Since Gen Ys surf, snowboard, mountain bike, hike, kayak and play hockey, they don’t work much. This means having a place to crash is a constant thought.
That’s why Honda designed “a vehicle to haul all their stuff and serve as their mobile dorm room or base camp,” according Tom Elliot, executive vice president of American Honda North America.
So the Element’s seats fold into a somewhat flat, lumpy bed. Thoughtfully, Honda also provided a sunroof over the rear cargo area, so that as you lie on your lumpy bed in your mobile base camp, you can gaze at the stars. And you can keep the elements from raining into your Element. The interior is long enough to allow a six-footer to sleep with the hatch closed.
The four seats fold individually, so half the interior can hold your muddy bike, wet kayak or muddy boots while the other half of your mobile base camp serves as a Motel 6 on wheels. The rear seats can fold away to create a large, open interior for hauling a weekend’s worth of gear.
You don’t even have to worry about getting the carpet dirty, because there is no carpet. Instead, the floor of the Element is covered in what Honda calls a “thermoplastic olefin topcoat.” This rubbery, grippy surface is scratch resistant and perfect for hosing down.
You won’t have to worry about getting the seats wet, because they’re covered in a waterproof fabric.
Of course, when it comes time for that epic road trip, the Element will do all that you want it to with appliance-like reliability.
Of course, that would be a natural since the Element uses the same mechanicals as the Civic and CRV crossover sport-utility vehicle. But both of those vehicles are heavily favored by women, not men.
So, Honda designed the vehicle to appeal to 22-year-old buyers who like to live in their cars. Obviously, Honda got the sleeping part nailed down.
But when it’s time to have friends over to your mobile base camp for dinner, getting to the drive-thru is obviously important.
The 2.4-liter dual-overhead-cam four-cylinder, which is used in the base Honda Accord and the Honda CRV, is a model of power and efficiency.
There’s 160 horsepower on tap, adequate to move this vehicle. But, loaded with life-style gear, it could end up being slow.
This m obile dorm room is also noisy when the engine revs and road surface turns rough.
While there’s only one engine offered, there’s a choice of transmissions. A five-speed-manual is available on 4WD models. A four-speed automatic transmission is available with either front or four-wheel-drive.
The test vehicle, a four-wheel-drive EX, returned 18 mpg in mixed use.

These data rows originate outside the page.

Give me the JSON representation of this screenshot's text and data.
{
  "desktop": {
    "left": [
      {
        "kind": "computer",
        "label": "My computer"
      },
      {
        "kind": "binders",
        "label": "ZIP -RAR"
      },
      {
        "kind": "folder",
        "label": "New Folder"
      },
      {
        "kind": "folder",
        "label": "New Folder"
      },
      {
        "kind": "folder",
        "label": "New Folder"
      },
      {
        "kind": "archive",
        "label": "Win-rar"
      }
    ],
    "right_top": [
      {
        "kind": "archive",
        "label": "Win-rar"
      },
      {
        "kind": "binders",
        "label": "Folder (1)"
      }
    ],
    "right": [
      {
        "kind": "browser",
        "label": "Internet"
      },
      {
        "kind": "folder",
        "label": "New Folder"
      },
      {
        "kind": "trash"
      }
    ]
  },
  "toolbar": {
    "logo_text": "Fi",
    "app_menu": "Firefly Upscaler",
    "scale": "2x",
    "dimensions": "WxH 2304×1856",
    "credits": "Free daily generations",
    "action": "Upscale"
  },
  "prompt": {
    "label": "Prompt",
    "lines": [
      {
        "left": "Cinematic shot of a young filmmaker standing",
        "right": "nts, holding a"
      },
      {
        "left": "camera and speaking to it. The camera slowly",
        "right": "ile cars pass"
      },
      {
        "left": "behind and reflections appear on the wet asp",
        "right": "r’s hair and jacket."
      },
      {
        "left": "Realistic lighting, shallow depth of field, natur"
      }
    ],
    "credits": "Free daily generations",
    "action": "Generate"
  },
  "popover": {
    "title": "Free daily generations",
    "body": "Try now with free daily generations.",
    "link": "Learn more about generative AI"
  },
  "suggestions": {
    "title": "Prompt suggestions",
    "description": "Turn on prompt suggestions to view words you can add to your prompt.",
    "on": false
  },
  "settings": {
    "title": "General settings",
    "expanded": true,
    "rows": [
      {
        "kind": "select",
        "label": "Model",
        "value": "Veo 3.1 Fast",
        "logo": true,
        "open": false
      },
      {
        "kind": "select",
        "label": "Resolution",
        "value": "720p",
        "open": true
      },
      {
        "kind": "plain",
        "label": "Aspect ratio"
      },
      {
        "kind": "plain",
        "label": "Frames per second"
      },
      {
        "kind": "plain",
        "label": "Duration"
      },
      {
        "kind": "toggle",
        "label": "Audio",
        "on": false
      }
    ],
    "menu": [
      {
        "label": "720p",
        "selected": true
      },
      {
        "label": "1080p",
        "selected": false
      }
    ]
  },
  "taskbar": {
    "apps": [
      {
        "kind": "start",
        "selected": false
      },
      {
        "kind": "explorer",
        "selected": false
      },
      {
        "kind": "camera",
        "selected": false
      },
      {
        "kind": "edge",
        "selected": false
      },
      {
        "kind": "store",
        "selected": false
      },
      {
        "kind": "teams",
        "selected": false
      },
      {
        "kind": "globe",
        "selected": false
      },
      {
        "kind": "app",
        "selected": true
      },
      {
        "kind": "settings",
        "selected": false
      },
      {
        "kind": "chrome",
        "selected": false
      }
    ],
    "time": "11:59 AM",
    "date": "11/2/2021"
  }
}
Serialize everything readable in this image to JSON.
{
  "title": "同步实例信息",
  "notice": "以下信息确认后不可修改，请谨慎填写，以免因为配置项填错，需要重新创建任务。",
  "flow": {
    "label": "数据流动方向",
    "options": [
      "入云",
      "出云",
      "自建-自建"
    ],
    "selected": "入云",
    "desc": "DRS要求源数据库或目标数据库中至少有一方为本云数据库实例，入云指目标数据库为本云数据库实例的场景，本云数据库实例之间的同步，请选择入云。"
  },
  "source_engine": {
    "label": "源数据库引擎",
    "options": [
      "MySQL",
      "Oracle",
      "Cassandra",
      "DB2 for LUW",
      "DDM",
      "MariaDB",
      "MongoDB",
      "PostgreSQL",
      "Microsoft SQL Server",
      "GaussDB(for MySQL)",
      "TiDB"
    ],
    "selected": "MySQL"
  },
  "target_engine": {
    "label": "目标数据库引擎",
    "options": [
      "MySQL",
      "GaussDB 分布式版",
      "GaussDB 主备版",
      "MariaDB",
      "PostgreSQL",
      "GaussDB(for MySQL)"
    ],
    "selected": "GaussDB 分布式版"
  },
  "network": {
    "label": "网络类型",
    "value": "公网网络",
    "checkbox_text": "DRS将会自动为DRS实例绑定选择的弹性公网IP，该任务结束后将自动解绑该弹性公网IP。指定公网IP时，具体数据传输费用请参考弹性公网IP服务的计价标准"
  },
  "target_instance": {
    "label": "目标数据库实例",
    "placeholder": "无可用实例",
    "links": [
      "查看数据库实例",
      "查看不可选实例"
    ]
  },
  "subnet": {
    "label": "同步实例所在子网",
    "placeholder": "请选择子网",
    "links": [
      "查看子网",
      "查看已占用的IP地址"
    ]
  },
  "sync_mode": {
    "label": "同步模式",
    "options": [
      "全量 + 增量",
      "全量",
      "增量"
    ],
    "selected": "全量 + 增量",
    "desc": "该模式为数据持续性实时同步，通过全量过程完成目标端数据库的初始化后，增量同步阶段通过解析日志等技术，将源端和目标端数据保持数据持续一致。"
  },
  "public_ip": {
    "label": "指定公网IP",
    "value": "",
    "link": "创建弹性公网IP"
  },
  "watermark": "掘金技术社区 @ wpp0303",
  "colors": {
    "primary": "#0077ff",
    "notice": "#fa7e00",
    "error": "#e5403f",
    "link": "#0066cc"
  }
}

Handling is ordinary, with plenty of body lean in corners and some occasional lost traction, more a function of the tires than the four-wheel-drive system.
Seat comfort is good up front, but the seating position is similar to that of a Winnebago – the driver sits far back from the upright windshield.
The front seats are firm, yet provide adequate comfort. Rear seats are mounted too low for any kind of real comfort. But since they’ll be folded most of the time, that may not matter.
There are plenty of hooks, storage bins and other handy features to make the Element an easy place to spend time.
The dash is as expressive in its design as the rest of the vehicle. Honda has done an expert job of making inexpensive materials look funky and modern. There’s even an audio input for your MP3 player to hook into the AM/FM/CD audio system.
The disappointing thing about the Element is its build. The doors have a tinny sound, and several plastic trim bits came off and had to be reattached. The interior had a couple of rattles, which does not inspire confidence, the solution is to turn up the volume on the stereo.
But, as any home buyer or mobile base camp buyer will tell you, new construction always comes with problems.
The Honda Element rolling dorm room starts at just over $16,000 for a front-wheel-drive DX model. The test vehicle, a 4WD EX model came in at just over $21,000.
Those numbers make it affordable, and few vehicles boast so much interior flexibility.
Still, Gen Ys, like anyone, resent being marketed to in such an obvious, stereotypical way.
While many Ys may boast active life-styles, I suppose many young drivers would rather drive a VW Jetta for the same money even if the Jetta isn’t the easiest way to transport a muddy mountain bike.